“What’s with the sex anyway?” I asked as I watched the not-very-handsome-at-all-actually Hank Moody stick his dong into yet another hopelessly attractive 20-something.
This was probably the third girl he’d slept with that day, with no intention of slowing down. Moody has no regrets and keeps his emotions away from his lays, yet somehow continues to make each and every woman he sleeps with feel important.
It’s pretty disgusting. And I’m obsessed with it.
So what is with the sex? What does it say about me, a sassy 18-year-old who isn’t so innocent, for not realizing earlier the implications of a show called “Californication”?
Take the premise: Hank writes books. He does lots of blow and drinks lots of hard liquor. He’s in love with his kid’s mom but they’re not together.
His best friend is his washed-up agent, he lives in L.A., and between the drugs and rock and roll, he does a fairly terrible job at raising his daughter.
The series is essentially a coitus parade, and let’s be honest, I saw it coming.
You’ve got me hooked, Netflix. It’s not often you offer up a Showtime gem, and this was definitely a quality decision on my part. But what’s the origin of the appeal?
Perhaps it’s the execution: “Californication” won two Emmys and a Golden Globe.
While the awards were for acting and cinematography, a different aspect struck me as undeniably praiseworthy: As you’d expect of a series with a novelist as lead, the writing is great.
It’s not the mind-blowing banter of “Scandal” (which can become aggravating in its finesse, at times), but rather a quirky and overwhelmingly blunt approach to characterization that specializes in airtight one-liners and the perfect amount of questionable silence to back them up.
This is most apparent in Hank, but paralleled in other leads, including his daughter and ex.
Both are exasperated with his way of life, yet they don’t know how to abandon him.
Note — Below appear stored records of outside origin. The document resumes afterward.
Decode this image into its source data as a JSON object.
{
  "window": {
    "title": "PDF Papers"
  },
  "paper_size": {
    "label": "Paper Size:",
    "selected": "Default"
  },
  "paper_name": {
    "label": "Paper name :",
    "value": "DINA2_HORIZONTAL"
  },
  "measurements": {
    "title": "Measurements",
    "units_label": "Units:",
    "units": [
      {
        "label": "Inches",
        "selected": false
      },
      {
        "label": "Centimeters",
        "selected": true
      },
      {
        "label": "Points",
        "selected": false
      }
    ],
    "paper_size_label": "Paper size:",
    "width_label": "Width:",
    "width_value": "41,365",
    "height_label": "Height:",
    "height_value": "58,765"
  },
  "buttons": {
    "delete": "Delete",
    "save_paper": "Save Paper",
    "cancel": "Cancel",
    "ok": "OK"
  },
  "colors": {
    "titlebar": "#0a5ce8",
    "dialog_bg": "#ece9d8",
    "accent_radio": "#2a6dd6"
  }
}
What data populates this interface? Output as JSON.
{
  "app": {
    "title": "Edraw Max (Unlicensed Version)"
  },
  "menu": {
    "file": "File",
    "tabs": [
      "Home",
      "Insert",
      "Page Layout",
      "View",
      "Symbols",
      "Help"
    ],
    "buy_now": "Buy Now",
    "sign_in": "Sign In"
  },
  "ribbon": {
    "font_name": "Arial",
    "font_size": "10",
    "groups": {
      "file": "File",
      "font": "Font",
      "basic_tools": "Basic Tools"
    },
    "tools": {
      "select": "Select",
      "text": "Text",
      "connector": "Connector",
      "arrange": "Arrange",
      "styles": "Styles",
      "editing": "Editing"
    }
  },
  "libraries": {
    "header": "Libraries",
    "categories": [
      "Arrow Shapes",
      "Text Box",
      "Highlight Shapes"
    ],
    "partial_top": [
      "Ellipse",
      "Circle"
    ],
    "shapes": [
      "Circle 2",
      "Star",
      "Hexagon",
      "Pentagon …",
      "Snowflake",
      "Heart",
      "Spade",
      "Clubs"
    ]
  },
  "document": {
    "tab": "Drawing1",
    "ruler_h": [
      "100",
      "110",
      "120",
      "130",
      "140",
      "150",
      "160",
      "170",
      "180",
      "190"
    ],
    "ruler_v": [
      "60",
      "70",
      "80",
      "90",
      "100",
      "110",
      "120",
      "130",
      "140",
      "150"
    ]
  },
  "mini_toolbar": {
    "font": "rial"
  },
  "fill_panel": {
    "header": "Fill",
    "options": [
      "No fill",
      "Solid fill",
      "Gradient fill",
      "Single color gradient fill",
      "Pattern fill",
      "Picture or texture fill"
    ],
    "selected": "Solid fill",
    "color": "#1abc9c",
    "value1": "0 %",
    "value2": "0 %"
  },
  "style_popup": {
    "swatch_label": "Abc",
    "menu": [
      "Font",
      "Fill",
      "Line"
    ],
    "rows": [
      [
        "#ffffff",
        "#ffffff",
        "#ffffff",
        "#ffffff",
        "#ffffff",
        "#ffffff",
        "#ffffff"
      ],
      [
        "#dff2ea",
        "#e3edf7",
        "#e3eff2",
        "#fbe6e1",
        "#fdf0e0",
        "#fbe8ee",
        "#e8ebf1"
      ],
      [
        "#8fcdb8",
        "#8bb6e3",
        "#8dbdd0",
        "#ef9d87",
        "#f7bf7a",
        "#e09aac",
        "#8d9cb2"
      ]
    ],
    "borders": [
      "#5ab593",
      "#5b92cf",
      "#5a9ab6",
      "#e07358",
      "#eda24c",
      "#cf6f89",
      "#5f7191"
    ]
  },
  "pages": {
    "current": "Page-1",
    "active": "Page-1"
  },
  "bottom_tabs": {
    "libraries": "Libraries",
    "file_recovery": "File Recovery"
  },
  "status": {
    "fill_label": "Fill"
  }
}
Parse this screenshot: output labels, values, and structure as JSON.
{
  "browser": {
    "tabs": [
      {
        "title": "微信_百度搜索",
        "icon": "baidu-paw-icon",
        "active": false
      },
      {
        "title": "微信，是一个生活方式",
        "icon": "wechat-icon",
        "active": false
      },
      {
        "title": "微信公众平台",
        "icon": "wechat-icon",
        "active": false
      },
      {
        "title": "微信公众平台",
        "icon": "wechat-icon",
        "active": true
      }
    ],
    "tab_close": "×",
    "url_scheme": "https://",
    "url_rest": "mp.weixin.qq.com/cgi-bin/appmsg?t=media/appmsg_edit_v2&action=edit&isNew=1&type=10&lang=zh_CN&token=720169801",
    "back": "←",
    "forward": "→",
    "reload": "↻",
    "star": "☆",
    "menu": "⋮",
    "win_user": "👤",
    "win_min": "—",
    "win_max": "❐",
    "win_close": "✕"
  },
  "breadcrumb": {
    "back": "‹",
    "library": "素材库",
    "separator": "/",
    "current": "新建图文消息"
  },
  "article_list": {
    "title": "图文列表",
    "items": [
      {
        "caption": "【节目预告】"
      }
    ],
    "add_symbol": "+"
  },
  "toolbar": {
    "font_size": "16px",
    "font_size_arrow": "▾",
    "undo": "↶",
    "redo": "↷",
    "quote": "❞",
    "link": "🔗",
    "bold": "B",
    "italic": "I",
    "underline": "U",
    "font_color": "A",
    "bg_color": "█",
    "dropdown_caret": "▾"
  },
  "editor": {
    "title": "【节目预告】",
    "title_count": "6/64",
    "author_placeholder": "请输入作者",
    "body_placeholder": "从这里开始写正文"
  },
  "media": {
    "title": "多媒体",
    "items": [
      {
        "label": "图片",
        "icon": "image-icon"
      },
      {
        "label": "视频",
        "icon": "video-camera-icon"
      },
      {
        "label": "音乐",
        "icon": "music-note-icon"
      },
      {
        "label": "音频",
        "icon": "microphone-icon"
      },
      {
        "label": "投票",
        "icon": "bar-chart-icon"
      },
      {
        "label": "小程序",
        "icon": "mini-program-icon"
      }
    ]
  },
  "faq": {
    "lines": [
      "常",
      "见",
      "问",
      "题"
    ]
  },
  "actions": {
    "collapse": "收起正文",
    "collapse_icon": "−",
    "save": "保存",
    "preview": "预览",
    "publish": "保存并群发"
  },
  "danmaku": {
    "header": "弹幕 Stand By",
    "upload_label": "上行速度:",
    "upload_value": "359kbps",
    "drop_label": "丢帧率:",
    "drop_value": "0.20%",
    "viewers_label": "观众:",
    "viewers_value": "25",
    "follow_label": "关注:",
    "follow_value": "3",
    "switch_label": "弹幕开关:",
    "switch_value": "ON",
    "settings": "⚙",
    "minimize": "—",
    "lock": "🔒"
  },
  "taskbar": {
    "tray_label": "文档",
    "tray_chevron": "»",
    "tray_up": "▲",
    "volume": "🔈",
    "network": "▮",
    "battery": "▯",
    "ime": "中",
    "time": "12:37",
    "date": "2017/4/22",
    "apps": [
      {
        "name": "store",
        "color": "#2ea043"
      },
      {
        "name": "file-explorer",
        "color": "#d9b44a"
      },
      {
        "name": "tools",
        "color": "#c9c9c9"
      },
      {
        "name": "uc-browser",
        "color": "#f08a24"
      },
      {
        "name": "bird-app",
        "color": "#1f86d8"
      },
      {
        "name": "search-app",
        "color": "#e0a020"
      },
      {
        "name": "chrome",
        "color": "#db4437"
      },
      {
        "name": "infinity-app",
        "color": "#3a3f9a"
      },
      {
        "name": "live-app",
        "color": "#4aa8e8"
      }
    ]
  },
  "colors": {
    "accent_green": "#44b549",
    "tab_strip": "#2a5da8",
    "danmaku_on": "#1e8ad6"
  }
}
They play a sort of song-and-dance, often hiding their true emotions and only allowing their disappointment to show in situations where it’s entirely unavoidable.
Take the time Hank’s daughter, Becca, comes home to a room full of strippers and Rick Springfield, a TA he’d been sleeping with (Hank’s a professor circa season two), and the mother of her best friend (with whom he’s also slept).
This sort of thing happens with a striking regularity. Does the execution really compensate for that? It doesn’t actually have to.
Human emotions are a funny thing. Hank Moody? Well, he’s the unwavering counterpart to Charles Bukowski.
Hank’s a misogynist, he’s vain, he’s offensive, et cetera, et cetera. And we love him because he hurts much harder than we do.
In some ways, his lost eyes seem to mirror our own heartache, and we see in him a brokenness that only comes from being far too brave in the face of chances we were always too timid to take.
Hank mirrors the appeal of every bad boy in history. I know, because I’m a sucker for them myself.
The downsides? “Californication” can be predictable in the sense that you usually know how an episode will end before you’re halfway through it.
Hank’s daughter also isn’t the best actor in the world, but she’s young, so I can overlook it.
It’s the kind of show that anyone and everyone will fall in love with, which is probably why it’s been so popular. The sex is all part of that. It’s the key to the freedom we don’t have, watching Netflix on our couches. Hank’s going out and getting what we, perpetually lame and far too prone to cat-ladiness, want really deep down.
I’ll stay on my couch, but boy, am I along for the ride.
You’ve got me again, Netflix. Thanks for “Californication.”